Plant-Based Eating: Finding a Healthy Balance
In January 2019, Canadians finally got to see the long-awaited revision to Canada’s Food Guide, and it’s quite a departure from previous versions. Gone is the traditional rainbow model, in favour of a “food guide snaphot”, which is a picture of a balanced plate of food.
One of the biggest departures from the old Food Guide is the new emphasis on including plant-based proteins in the diet. At first, this notion had some pundits worried that meant an exclusion of meat or chicken, but now we know it just means a change in the name for food groups.
The former “meat and alternatives” and “milk and alternatives” food groups have merged into one grouping, collectively known as “protein foods.”
While meat, fish, poultry, eggs and milk products are still part of this grouping, Canada’s Food Guide says to “choose protein foods that come from plants more often.” It explains that eating plant-based foods regularly can mean eating more fibre and less saturated fat, which can have a positive effect on health, including a lowered risk of cancer, heart disease and type 2 diabetes. Plant-based proteins include beans, lentils, soy, nuts and seeds.

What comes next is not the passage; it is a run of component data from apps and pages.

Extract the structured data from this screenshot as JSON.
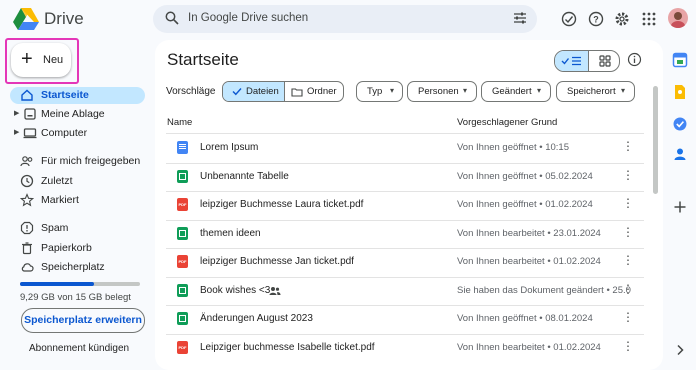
{
  "app": {
    "name": "Drive"
  },
  "search": {
    "placeholder": "In Google Drive suchen"
  },
  "new_button": {
    "label": "Neu"
  },
  "sidebar": {
    "items": [
      {
        "label": "Startseite",
        "icon": "home-icon",
        "active": true
      },
      {
        "label": "Meine Ablage",
        "icon": "my-drive-icon",
        "expandable": true
      },
      {
        "label": "Computer",
        "icon": "computer-icon",
        "expandable": true
      },
      {
        "label": "Für mich freigegeben",
        "icon": "shared-icon"
      },
      {
        "label": "Zuletzt",
        "icon": "clock-icon"
      },
      {
        "label": "Markiert",
        "icon": "star-icon"
      },
      {
        "label": "Spam",
        "icon": "spam-icon"
      },
      {
        "label": "Papierkorb",
        "icon": "trash-icon"
      },
      {
        "label": "Speicherplatz",
        "icon": "cloud-icon"
      }
    ],
    "storage_used_fraction": 0.62,
    "storage_text": "9,29 GB von 15 GB belegt",
    "upgrade_label": "Speicherplatz erweitern",
    "cancel_label": "Abonnement kündigen"
  },
  "main": {
    "title": "Startseite",
    "suggestions_label": "Vorschläge",
    "toggle": {
      "files": "Dateien",
      "folders": "Ordner"
    },
    "filters": [
      "Typ",
      "Personen",
      "Geändert",
      "Speicherort"
    ],
    "columns": {
      "name": "Name",
      "reason": "Vorgeschlagener Grund"
    },
    "files": [
      {
        "name": "Lorem Ipsum",
        "type": "doc",
        "reason": "Von Ihnen geöffnet • 10:15"
      },
      {
        "name": "Unbenannte Tabelle",
        "type": "sheet",
        "reason": "Von Ihnen geöffnet • 05.02.2024"
      },
      {
        "name": "leipziger Buchmesse Laura ticket.pdf",
        "type": "pdf",
        "reason": "Von Ihnen geöffnet • 01.02.2024"
      },
      {
        "name": "themen ideen",
        "type": "sheet",
        "reason": "Von Ihnen bearbeitet • 23.01.2024"
      },
      {
        "name": "leipziger Buchmesse Jan ticket.pdf",
        "type": "pdf",
        "reason": "Von Ihnen bearbeitet • 01.02.2024"
      },
      {
        "name": "Book wishes <3",
        "type": "sheet",
        "shared": true,
        "reason": "Sie haben das Dokument geändert • 25.0"
      },
      {
        "name": "Änderungen August 2023",
        "type": "sheet",
        "reason": "Von Ihnen geöffnet • 08.01.2024"
      },
      {
        "name": "Leipziger buchmesse Isabelle ticket.pdf",
        "type": "pdf",
        "reason": "Von Ihnen bearbeitet • 01.02.2024"
      }
    ]
  },
  "colors": {
    "accent": "#0b57d0",
    "active_bg": "#c2e7ff",
    "highlight_border": "#e436b8"
  }
}
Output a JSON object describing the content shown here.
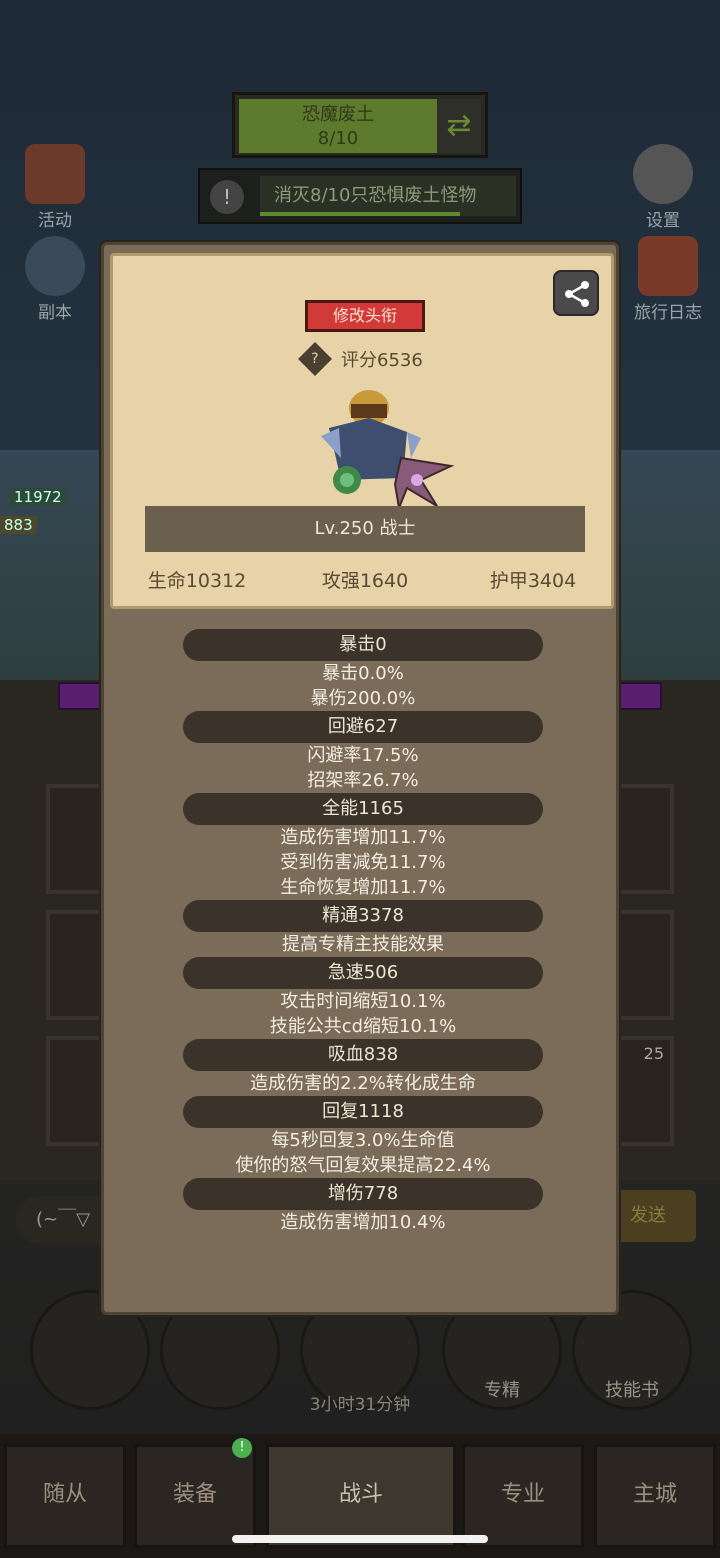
{
  "stage": {
    "name": "恐魔废土",
    "progress": "8/10"
  },
  "quest": {
    "text": "消灭8/10只恐惧废土怪物",
    "icon": "exclamation-icon"
  },
  "side_buttons": {
    "event": "活动",
    "dungeon": "副本",
    "settings": "设置",
    "journal": "旅行日志"
  },
  "battle_tags": {
    "hp_value": "11972",
    "hp_value2": "883"
  },
  "chat": {
    "placeholder": "(~￣▽",
    "send_label": "发送"
  },
  "card_badge": "25",
  "actions": {
    "specialization_label": "专精",
    "skillbook_label": "技能书",
    "timer": "3小时31分钟"
  },
  "nav": {
    "followers": "随从",
    "equipment": "装备",
    "battle": "战斗",
    "profession": "专业",
    "main_city": "主城",
    "badge": "!"
  },
  "profile": {
    "rename_label": "修改头衔",
    "score": "评分6536",
    "level_class": "Lv.250 战士",
    "hp": "生命10312",
    "attack": "攻强1640",
    "armor": "护甲3404"
  },
  "attributes": [
    {
      "title": "暴击0",
      "details": [
        "暴击0.0%",
        "暴伤200.0%"
      ]
    },
    {
      "title": "回避627",
      "details": [
        "闪避率17.5%",
        "招架率26.7%"
      ]
    },
    {
      "title": "全能1165",
      "details": [
        "造成伤害增加11.7%",
        "受到伤害减免11.7%",
        "生命恢复增加11.7%"
      ]
    },
    {
      "title": "精通3378",
      "details": [
        "提高专精主技能效果"
      ]
    },
    {
      "title": "急速506",
      "details": [
        "攻击时间缩短10.1%",
        "技能公共cd缩短10.1%"
      ]
    },
    {
      "title": "吸血838",
      "details": [
        "造成伤害的2.2%转化成生命"
      ]
    },
    {
      "title": "回复1118",
      "details": [
        "每5秒回复3.0%生命值",
        "使你的怒气回复效果提高22.4%"
      ]
    },
    {
      "title": "增伤778",
      "details": [
        "造成伤害增加10.4%"
      ]
    }
  ]
}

To be clear, the new guide is not a call for all Canadians to become vegan. In an all-foods-can-fit environment, the new guidelines simply emphasize plant-based foods, because they are not on the radar of many Canadians. This new direction is intended to help Canadians eat more vegetables, grains and beans, in order to boost fibre and minimize saturated fat in the diet, which is good for overall health.